by Osamu Tezuka; adaptation by Camiella Nieh
published by Vertical; $19.95 US
Review by Rob Vollmar
Just as his own status as Manga no Kamisama (God of Manga) was being slowly eroded by the more serious gekiga school of manga towards the end of the 1960s, Osamu Tezuka embarked on an ambitious quest to re-imagine not only the form he re-christened to his own liking but to re-invent himself and his audience’s expectations of him. This middle period of his career is representative of the most ambitious of Tezuka’s works, beginning with his recommencement of his Phoenix cycle in 1967 and concluding, arguably, with his completion of Buddha in 1983. Apollo’s Song, begun in 1970, enjoys many of the artistic successes of those two landmark works while stumbling over fewer obstacles than his Ode to Kirihito, a work begun the same year, in the process of navigating these previously uncharted narrative waters.
Apollo’s Song is the story of Shogo Chikaishi, a young man with the irrepressible urge to murder all living things that express love. The story’s narrative oscillates between Shogo’s real life and a series of extended visions in which he must act as an unwilling player; visions that function, for all intents and purposes, as self-contained parables with their own meaning and contribution to the over-arching themes of the book. His first experience, a hallucination brought about by electro-shock therapy in the state mental hospital, bears special consideration as it dictates the content of all others that follow.
In this “dream,” Shogo finds himself in a massive Greek temple that is dominated by a statue of what appears to be the goddess Athena, though she is never named as such. She demands Shogo to explain to her why it is that he hates love. In a flashback sequence that details his troubled childhood with an unfeeling mother, Shogo makes a case for his psychotic behavior and appeals to her mercy for having been shaped by forces beyond his control. Unimpressed with his defense, the goddess curses him to “love one woman again and again but before the two are united in love, one shall perish. Even in death, thou shalt be reborn to undergo yet another trial of love.”

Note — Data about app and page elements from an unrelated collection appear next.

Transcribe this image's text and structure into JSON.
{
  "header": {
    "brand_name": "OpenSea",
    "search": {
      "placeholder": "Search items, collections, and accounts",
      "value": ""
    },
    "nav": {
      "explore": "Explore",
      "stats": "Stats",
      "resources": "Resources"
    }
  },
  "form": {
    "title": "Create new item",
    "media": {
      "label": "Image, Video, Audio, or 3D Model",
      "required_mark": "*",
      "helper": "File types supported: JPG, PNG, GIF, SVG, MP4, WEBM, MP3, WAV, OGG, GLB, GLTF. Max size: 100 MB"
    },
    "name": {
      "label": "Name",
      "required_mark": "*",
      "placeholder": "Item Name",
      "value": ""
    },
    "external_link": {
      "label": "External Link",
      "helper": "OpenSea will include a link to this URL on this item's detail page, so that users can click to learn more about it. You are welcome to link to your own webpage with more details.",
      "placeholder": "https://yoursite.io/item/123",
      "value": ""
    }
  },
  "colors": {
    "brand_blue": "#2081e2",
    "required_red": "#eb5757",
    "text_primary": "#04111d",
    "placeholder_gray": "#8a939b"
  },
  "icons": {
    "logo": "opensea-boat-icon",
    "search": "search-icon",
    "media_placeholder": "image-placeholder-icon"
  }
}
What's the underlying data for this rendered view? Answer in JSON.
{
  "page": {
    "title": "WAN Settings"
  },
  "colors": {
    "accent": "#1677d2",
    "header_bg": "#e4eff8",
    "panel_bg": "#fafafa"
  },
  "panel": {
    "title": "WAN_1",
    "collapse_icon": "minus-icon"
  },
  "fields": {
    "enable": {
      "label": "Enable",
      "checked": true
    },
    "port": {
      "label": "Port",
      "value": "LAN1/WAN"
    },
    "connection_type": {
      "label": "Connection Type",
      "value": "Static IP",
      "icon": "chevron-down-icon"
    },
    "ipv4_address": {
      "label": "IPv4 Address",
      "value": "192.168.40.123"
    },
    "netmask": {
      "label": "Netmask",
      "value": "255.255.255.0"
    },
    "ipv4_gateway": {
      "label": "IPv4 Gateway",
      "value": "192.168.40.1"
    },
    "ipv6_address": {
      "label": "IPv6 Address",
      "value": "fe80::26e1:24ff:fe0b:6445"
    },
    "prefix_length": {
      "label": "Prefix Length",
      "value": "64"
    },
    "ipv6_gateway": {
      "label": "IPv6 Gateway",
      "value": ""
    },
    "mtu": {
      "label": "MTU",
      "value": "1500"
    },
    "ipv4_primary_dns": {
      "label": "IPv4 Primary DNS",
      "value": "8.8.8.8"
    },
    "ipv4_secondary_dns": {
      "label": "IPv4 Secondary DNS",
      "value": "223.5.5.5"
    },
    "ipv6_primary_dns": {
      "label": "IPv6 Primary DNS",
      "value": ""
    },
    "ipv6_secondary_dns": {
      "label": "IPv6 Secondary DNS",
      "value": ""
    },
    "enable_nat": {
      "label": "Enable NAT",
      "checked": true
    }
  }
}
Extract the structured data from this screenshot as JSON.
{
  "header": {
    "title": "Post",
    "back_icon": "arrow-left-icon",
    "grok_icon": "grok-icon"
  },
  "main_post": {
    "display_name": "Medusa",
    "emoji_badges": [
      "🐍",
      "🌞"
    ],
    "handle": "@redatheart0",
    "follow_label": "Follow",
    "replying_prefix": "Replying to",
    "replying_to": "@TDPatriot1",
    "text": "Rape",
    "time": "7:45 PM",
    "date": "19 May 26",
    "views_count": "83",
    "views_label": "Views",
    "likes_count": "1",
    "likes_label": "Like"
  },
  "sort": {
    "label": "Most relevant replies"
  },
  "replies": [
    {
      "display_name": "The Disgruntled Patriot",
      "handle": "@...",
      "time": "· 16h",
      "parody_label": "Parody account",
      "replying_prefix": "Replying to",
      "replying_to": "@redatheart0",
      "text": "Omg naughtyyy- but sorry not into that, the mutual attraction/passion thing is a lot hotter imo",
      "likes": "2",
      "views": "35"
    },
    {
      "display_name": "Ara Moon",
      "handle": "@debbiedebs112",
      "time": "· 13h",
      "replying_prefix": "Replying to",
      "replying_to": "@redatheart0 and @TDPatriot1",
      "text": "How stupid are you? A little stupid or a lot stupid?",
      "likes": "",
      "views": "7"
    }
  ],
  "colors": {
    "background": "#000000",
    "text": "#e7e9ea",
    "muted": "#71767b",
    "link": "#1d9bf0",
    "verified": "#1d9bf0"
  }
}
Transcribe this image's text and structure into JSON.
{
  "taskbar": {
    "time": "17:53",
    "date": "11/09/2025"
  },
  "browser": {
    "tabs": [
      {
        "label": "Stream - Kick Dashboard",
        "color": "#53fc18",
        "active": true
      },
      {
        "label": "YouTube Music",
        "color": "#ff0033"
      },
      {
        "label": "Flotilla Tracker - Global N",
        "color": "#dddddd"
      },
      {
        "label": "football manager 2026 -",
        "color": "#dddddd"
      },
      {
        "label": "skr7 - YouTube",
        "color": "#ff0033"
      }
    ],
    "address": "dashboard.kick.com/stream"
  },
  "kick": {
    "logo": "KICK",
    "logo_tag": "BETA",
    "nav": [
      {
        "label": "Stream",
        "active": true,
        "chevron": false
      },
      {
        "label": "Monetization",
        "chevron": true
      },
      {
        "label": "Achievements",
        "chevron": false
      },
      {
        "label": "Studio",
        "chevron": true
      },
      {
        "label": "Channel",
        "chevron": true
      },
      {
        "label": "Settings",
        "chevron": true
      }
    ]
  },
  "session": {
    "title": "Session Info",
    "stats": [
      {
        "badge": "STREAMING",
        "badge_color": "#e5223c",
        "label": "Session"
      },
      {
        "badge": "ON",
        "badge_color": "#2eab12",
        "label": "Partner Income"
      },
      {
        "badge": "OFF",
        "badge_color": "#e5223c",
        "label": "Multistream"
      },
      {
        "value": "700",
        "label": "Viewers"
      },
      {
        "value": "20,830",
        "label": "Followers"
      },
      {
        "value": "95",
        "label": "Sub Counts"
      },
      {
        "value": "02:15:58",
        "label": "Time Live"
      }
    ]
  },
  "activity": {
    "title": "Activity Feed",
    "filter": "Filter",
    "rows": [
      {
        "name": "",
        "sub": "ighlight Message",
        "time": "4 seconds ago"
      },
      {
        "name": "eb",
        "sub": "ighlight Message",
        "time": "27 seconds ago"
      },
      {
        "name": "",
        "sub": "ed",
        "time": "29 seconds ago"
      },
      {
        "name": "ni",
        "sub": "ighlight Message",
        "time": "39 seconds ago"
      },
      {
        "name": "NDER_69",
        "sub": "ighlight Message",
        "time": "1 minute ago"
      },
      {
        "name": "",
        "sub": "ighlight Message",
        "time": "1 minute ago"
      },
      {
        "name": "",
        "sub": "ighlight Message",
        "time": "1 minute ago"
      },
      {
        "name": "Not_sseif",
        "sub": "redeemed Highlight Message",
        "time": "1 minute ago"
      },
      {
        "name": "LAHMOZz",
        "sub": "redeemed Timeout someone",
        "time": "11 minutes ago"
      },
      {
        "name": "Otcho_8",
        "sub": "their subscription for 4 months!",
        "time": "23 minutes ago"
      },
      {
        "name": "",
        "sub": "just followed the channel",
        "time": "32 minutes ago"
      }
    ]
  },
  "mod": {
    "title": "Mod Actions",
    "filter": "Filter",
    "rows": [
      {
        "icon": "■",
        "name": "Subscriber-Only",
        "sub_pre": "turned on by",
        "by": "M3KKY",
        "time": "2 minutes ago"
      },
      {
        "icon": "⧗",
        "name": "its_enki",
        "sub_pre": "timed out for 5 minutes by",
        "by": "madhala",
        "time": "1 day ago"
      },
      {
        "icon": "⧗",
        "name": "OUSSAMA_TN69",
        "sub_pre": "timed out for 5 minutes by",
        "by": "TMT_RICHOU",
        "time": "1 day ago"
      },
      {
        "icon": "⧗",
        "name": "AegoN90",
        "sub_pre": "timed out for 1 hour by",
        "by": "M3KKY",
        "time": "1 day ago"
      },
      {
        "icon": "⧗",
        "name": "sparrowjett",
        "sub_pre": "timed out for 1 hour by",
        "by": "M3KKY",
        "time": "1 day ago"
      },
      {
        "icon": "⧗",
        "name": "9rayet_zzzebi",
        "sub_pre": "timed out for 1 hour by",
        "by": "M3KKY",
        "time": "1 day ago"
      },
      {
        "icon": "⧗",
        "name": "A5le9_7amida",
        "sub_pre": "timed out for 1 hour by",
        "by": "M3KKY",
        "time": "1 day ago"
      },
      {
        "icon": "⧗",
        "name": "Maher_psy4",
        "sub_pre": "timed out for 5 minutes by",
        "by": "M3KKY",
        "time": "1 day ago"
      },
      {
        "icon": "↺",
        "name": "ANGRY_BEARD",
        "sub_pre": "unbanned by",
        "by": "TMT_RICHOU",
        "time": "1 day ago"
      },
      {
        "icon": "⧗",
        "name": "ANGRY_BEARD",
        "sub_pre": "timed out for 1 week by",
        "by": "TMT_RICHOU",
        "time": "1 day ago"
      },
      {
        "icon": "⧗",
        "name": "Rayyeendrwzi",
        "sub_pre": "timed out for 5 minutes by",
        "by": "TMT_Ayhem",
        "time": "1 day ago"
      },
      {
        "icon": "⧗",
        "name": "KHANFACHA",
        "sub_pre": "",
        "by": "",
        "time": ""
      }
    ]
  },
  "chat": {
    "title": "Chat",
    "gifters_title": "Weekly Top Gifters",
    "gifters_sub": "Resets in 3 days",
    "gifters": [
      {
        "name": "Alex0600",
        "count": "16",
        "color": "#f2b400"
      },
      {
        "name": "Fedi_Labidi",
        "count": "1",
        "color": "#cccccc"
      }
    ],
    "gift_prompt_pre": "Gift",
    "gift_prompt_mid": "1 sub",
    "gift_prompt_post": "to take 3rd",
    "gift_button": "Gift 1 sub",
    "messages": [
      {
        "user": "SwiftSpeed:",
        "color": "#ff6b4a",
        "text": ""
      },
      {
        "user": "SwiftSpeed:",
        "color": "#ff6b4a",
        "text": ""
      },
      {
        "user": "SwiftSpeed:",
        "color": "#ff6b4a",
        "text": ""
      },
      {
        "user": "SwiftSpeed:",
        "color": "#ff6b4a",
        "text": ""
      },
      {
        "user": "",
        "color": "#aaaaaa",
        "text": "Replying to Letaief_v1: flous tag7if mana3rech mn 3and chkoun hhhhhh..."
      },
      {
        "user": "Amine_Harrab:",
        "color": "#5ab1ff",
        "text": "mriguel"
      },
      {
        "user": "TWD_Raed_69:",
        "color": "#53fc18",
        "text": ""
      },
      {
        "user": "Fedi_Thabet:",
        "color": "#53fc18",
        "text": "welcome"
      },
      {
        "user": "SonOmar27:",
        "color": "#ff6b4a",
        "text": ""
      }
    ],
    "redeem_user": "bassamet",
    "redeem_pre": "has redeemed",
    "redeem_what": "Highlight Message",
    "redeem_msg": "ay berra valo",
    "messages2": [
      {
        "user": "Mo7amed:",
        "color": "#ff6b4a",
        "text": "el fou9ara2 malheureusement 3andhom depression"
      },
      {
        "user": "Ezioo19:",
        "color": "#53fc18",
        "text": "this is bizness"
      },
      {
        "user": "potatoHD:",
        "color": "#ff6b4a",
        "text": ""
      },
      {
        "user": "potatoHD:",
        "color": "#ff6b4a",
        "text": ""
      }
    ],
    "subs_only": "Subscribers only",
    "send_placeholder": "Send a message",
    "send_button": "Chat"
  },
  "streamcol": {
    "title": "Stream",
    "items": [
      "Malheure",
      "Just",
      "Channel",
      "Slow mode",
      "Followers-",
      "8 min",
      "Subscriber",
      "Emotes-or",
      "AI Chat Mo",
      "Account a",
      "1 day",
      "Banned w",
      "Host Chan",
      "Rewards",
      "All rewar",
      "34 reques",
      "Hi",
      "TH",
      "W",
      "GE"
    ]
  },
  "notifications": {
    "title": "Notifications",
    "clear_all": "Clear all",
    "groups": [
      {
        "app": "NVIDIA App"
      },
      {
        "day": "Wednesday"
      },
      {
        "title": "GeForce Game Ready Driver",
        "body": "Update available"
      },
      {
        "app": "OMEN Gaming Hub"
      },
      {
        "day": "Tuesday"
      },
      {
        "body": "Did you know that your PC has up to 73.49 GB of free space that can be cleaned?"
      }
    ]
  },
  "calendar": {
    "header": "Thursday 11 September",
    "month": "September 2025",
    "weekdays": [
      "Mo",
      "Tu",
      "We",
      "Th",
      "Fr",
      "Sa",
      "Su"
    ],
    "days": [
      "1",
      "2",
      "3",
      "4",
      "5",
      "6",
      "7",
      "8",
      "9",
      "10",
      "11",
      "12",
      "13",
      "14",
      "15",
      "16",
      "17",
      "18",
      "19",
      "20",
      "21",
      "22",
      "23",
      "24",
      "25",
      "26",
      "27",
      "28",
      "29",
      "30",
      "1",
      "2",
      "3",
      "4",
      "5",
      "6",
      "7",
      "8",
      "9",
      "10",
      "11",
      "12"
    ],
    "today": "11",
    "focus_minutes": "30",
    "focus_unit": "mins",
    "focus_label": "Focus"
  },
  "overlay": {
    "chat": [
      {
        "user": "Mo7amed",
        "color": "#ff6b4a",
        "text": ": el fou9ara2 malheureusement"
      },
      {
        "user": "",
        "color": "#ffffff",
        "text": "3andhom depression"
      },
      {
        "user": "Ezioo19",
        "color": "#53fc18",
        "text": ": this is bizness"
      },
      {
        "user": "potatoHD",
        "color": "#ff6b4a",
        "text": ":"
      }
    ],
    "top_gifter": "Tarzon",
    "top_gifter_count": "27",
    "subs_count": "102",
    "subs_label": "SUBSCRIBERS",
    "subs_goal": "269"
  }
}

For the remainder of the book, these episodes interrupt the main narrative for extended periods and create a framework for Tezuka to explore any time, place, genre, or whim that suits his theme. In this sense, Apollo’s Song echoes the audacious narrative scope of the Phoenix cycle without taking eleven self-contained but thematically intertwined long-form manga to accomplish his task. Going down the list of genres utilized, one finds science fiction, historical fiction, general adventure with a tinge of Old Testament iconography, and Greek mythology used seamlessly as points of departure from and returning to the main narrative. These frequent location and period changes give Tezuka ample opportunity to showcase both his unequaled skills as a visual storyteller and his emerging fascination with meticulously drawn natural landscapes.
If both strands of Apollo’s Song‘s narrative were as potent as these sequences, it would definitely rank among the finest of any of his work. Several forces conspire, however, to undermine the main narrative in such a way as to render it mildly silly and, on even rarer occasion, dangerously close to incomprehensible. After his eventual escape from the mental hospital, Shogo is taken in by the enigmatic and beautiful Hiromi Watari. Hiromi, the daughter of a once-famous marathon runner, sees great potential in Shogo as he runs from the police and proposes to train him to become a world-class marathon runner at a secret mountain hideaway in order to honor her father’s legacy. In case someone is keeping score, that’s the silly bit. That strand of the story, while framing some of the more potent emotional moments, follows a continuum from ridiculous to utterly implausible and adds little or nothing beyond additional pages to an otherwise excellent story.
The good news, in contrast to Ode to Kirihito, which suffers the same problems but has no other narrative to which to turn for its salvation, is that the allegorical elements of Apollo’s Song add up to more than enough to classify it as an important, if not fundamental, work. It reveals insights into Tezuka’s own views regarding gender and sexuality (a topic which could make up an entire dissertation on its own) as well as the timbre of the time period in which it was produced. Readers should be warned that Apollo’s Song is neither gentle nor squeamish in its rendition of violence and can be thought of as Tezuka’s own Titus Andronicus in this regard. Otherwise, it is highly recommended as a substantive addition to the body of Tezuka’s work currently available in English.